I have been having sort of a bad week. Bad weeks come and go as all things do, so after a while one simply has to take them in stride and attempt to locate the sparse rays of sunshine. Wednesday night, at 8:00 in the post meridiem, BBC4 decided, apparently for no particular reason, to take two hours out of their packed broadcasting schedule to air the 1949 comedy classic Kind Hearts and Coronets. This is one of those movies, if you know what I mean. One of those really famous movies that for some reason I had just never seen before. So, I decided to watch it, to afford myself that little ray of sunshine.
Kind Hearts and Coronets (1949)
The Plot: Louis D’Ascoyne Mazzini (Dennis Price) grew up in poverty when his rich mother married below her station and was promptly disowned by her noble family.

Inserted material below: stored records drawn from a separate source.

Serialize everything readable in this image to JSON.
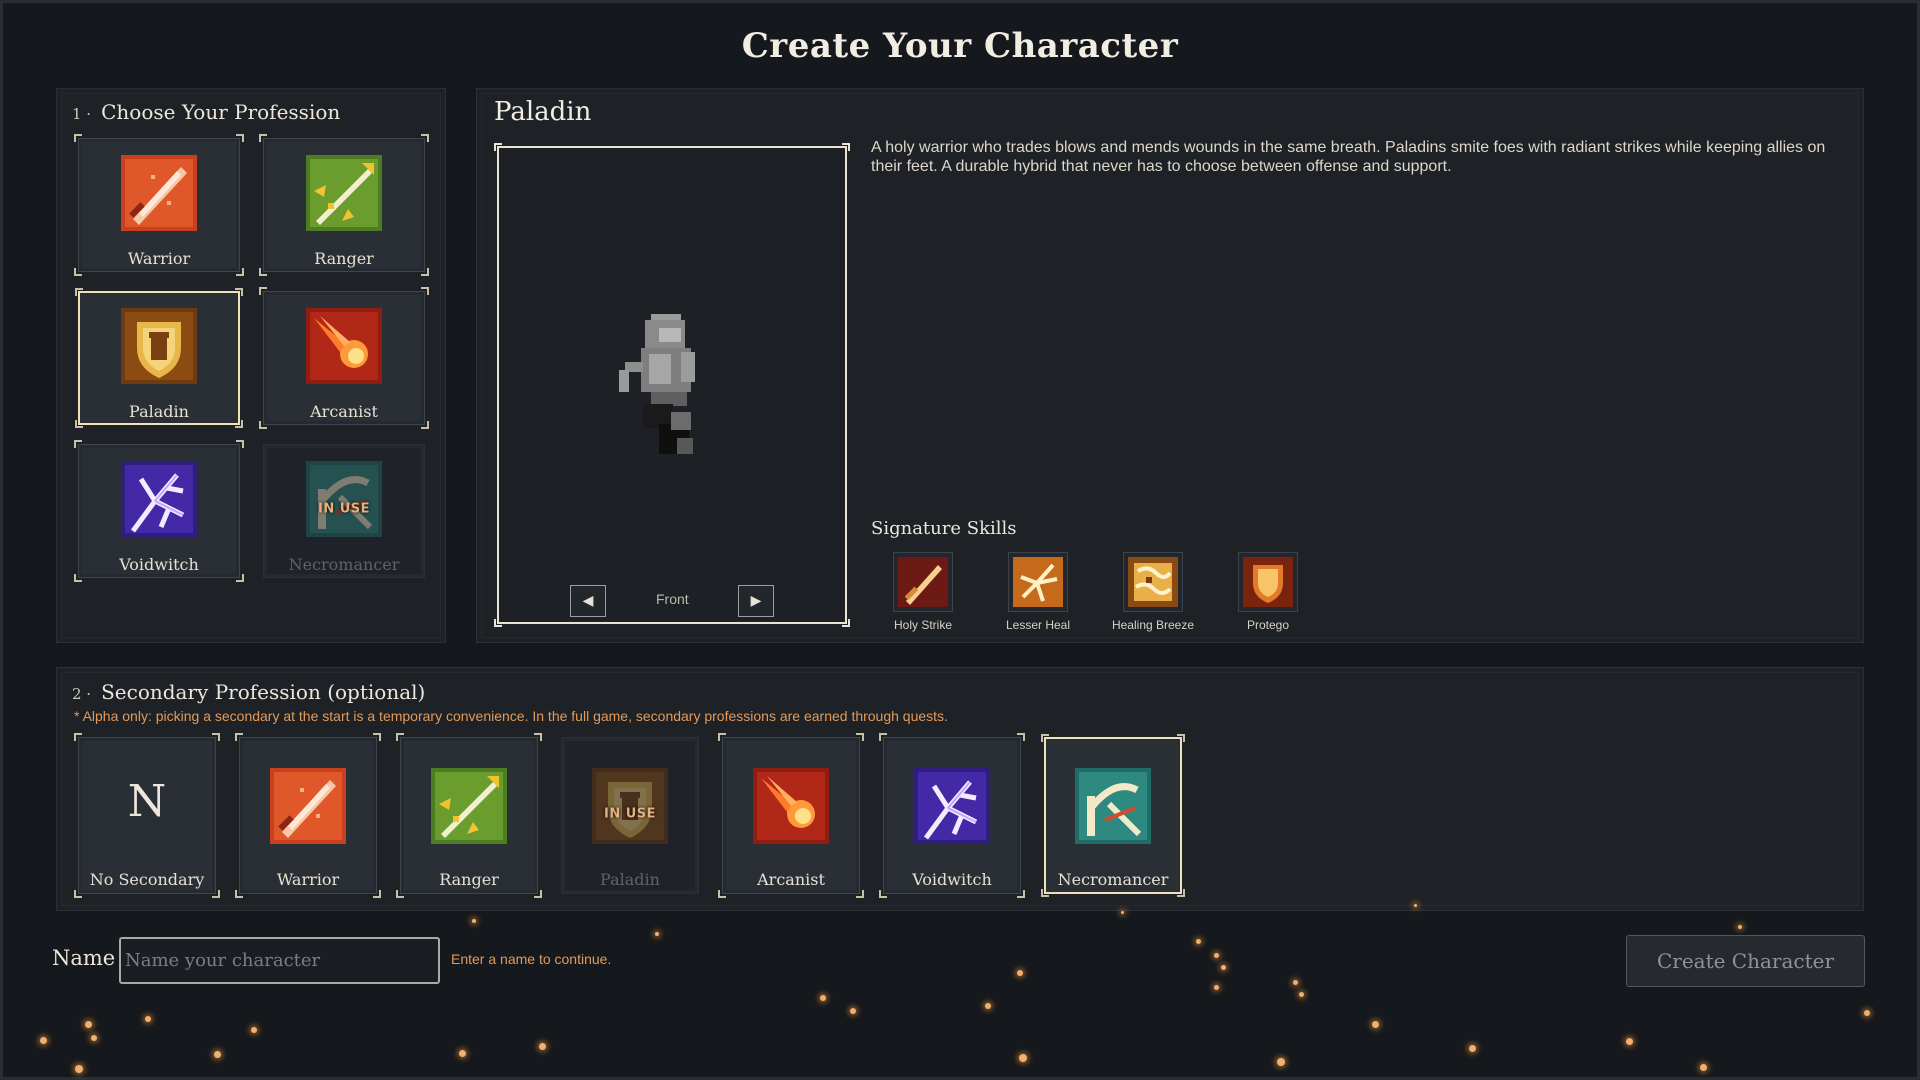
{
  "page_title": "Create Your Character",
  "primary": {
    "step_number": "1 ·",
    "heading": "Choose Your Profession",
    "professions": [
      {
        "label": "Warrior",
        "icon": "warrior-icon"
      },
      {
        "label": "Ranger",
        "icon": "ranger-icon"
      },
      {
        "label": "Paladin",
        "icon": "paladin-icon",
        "selected": true
      },
      {
        "label": "Arcanist",
        "icon": "arcanist-icon"
      },
      {
        "label": "Voidwitch",
        "icon": "voidwitch-icon"
      },
      {
        "label": "Necromancer",
        "icon": "necromancer-icon",
        "disabled": true,
        "badge": "IN USE"
      }
    ]
  },
  "detail": {
    "class_name": "Paladin",
    "description": "A holy warrior who trades blows and mends wounds in the same breath. Paladins smite foes with radiant strikes while keeping allies on their feet. A durable hybrid that never has to choose between offense and support.",
    "view_label": "Front",
    "prev_glyph": "◀",
    "next_glyph": "▶",
    "skills_heading": "Signature Skills",
    "skills": [
      {
        "label": "Holy Strike",
        "icon": "sword-icon"
      },
      {
        "label": "Lesser Heal",
        "icon": "healing-hand-icon"
      },
      {
        "label": "Healing Breeze",
        "icon": "breeze-icon"
      },
      {
        "label": "Protego",
        "icon": "shield-icon"
      }
    ]
  },
  "secondary": {
    "step_number": "2 ·",
    "heading": "Secondary Profession  (optional)",
    "note": "* Alpha only: picking a secondary at the start is a temporary convenience. In the full game, secondary professions are earned through quests.",
    "options": [
      {
        "label": "No Secondary",
        "icon_text": "N"
      },
      {
        "label": "Warrior",
        "icon": "warrior-icon"
      },
      {
        "label": "Ranger",
        "icon": "ranger-icon"
      },
      {
        "label": "Paladin",
        "icon": "paladin-icon",
        "disabled": true,
        "badge": "IN USE"
      },
      {
        "label": "Arcanist",
        "icon": "arcanist-icon"
      },
      {
        "label": "Voidwitch",
        "icon": "voidwitch-icon"
      },
      {
        "label": "Necromancer",
        "icon": "necromancer-icon",
        "selected": true
      }
    ]
  },
  "name_field": {
    "label": "Name",
    "placeholder": "Name your character",
    "value": "",
    "hint": "Enter a name to continue."
  },
  "create_button": {
    "label": "Create Character",
    "enabled": false
  },
  "colors": {
    "background": "#15181c",
    "panel": "#1e2226",
    "accent_gold": "#efe2b8",
    "warning_orange": "#e29a5b"
  }
}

Louis was raised with an intimate knowledge of the family, even though they denied his existence, refusing to support his education or offer him employment. The last straw finally comes when his mother dies and her last wish—to be buried in the family crypt—is refused. Louis decides that the best—and indeed only—course of action to right the wrongs of the previous decades is to achieve the family dukedom himself, but first he’ll have to Richard-the-Third his way to the top, assassinating the eight D’Ascoynes who stand between him and his quarry: Ethelred the Duke (Alec Guinness), Lord Ascoyne the Banker (Alec Guinness), Reverend Lord Henry the Parson (Alec Guinness), General Lord Rufus (Alec Guinness), Admiral Lord Horatio (Alec Guinness), Young Ascoyne (Alec Guinness), Young Henry (Alec Guinness), and Lady Agatha D’Ascoyne (Alec Guinness).
Kind Hearts and Coronets is that wonderfully gentile sort of black comedy that they just don’t make anymore. The sharp, witty dialogue recalls the Victorian comedies of manners, although the story blends these with the most distinctly un-polite—one even might venture so far as to say rude—activity of murder. In fact, the script features such clever dialogue and charm that we can’t help but connect with Louis, despite his murders, lies, manipulation of people… at one point he decides to seduce his victim’s widow… like, he gets up to some pretty bad stuff, but Dennis Price is just so damn likable. It’s like trying to hate Peter Cushing or Carly Rae Jepsen. The human psyche is simply incapable of allowing such malice towards something so innately good.
Obviously, though, Alec Guinness, as in most films, here steals the show. As the story goes, the producers contacted him to play one of the D’Ascoynes, and somewhere along the line someone had a great and funny idea: “Wouldn’t it be great and funny if he played four of them?” Whoa, slow down, buddy. While on holiday in France, relaxing on the beach, Guinness decided it was high time he finally took a look at this script. He was unable to finish reading it because he was laughing too hard, and sent a telegram to the studio containing only one line, “Why four parts? Why not eight!?” In 1949, casting one actor in eight roles in a movie hadn’t really been done before, so was both a stroke of creative brilliance and a bit of a gamble. And indeed, general consensus maintains that if any other actor had attempted the same thing, the effect would have fallen utterly short. Today, Alec Guinness is best remembered for Star Wars and, if you actually watch movies, The Bridge on the River Kwai and Tinker Tailor Soldier Spy. In all of these roles, even Star Wars, which he reportedly did not like, his palpable charisma and penchant for drama distinguishes him from his fellow performers. What seems to be getting lost in the annals of cinematic history, however, is his incredible comedic timing. He could draw a laugh with the twitch of an eyebrow, the sideways glance of a narrowed eye. Guinness was truly that rare type of actor whom I would happily describe as in a league of his own.
I don’t know how many people took time out of their day to watch Kind Hearts and Coronets, but I’m really impressed with and grateful to the BBC for filling their mid-week primetime slot with a 1949 black comedy. We all need these pick-me-ups from time to time, and it certainly made my Wednesday. I would wholeheartedly recommend Kind Hearts and Coronets to anyone having an off week, interested in the glory of Alec Guinness, or just in need of a good chortle.
2 thoughts on “Second Breakfast: ‘Kind Hearts and Coronets’ (1949)”
I love this film! I’m a big fan of Alec Guiness. I love the old Britain films
British! It’s in my top 10 of favourite films.